Combining agriculture, computer power, statistical models and chemical analysis, researchers have learned how to maximize the flavor of basil plants, a preliminary step toward optimizing food growth, and open-sourcing the technology to do so.
The scientists, from the Open Agriculture Initiative at the Massachusetts Institute of Technology, say that “cyber agriculture” could additionally aid in the production of pharmaceutical plants and other plants used in industry, such as cotton, to increase favorable traits and better adapt crops to the effects of climate change, according to R&D Magazine.
What is cyber agriculture? The Open Agriculture Initiative tells R&D Magazine that they coined the phrase to encompass a number of controlled-environment agriculture technologies that combine robotic systems of environmental control, precision monitoring of a plant’s response to specific stimuli, and statistical and machine-learning models to study and enhance yield and quality of agriculture crops.

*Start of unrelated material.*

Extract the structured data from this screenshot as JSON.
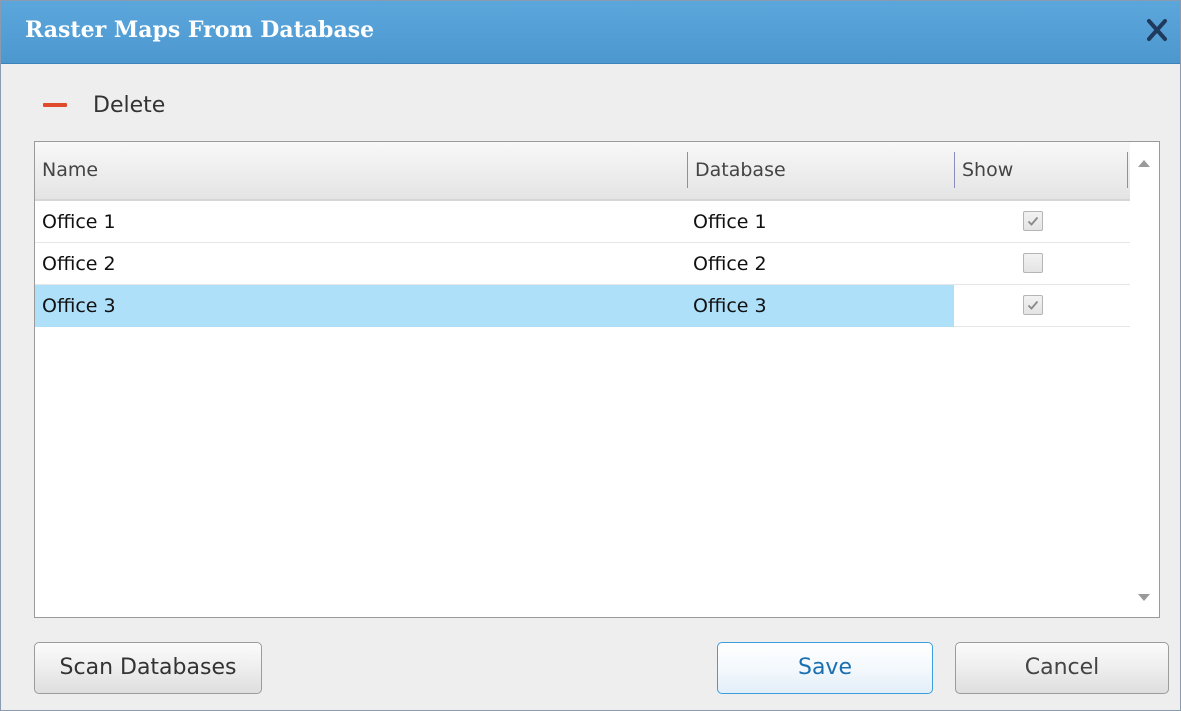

The Open Agriculture Initiative researchers seek to make the technology and techniques they develop accessible and available to be further built upon so that the work can help tackle global issues such as food security and the impact of climate change on agriculture. When we work together in agriculture everyone wins. For more on agriculture, check out our weekly podcast, "Farm, Food, Facts, " which is available everywhere you can listen to podcasts—even on Alexa.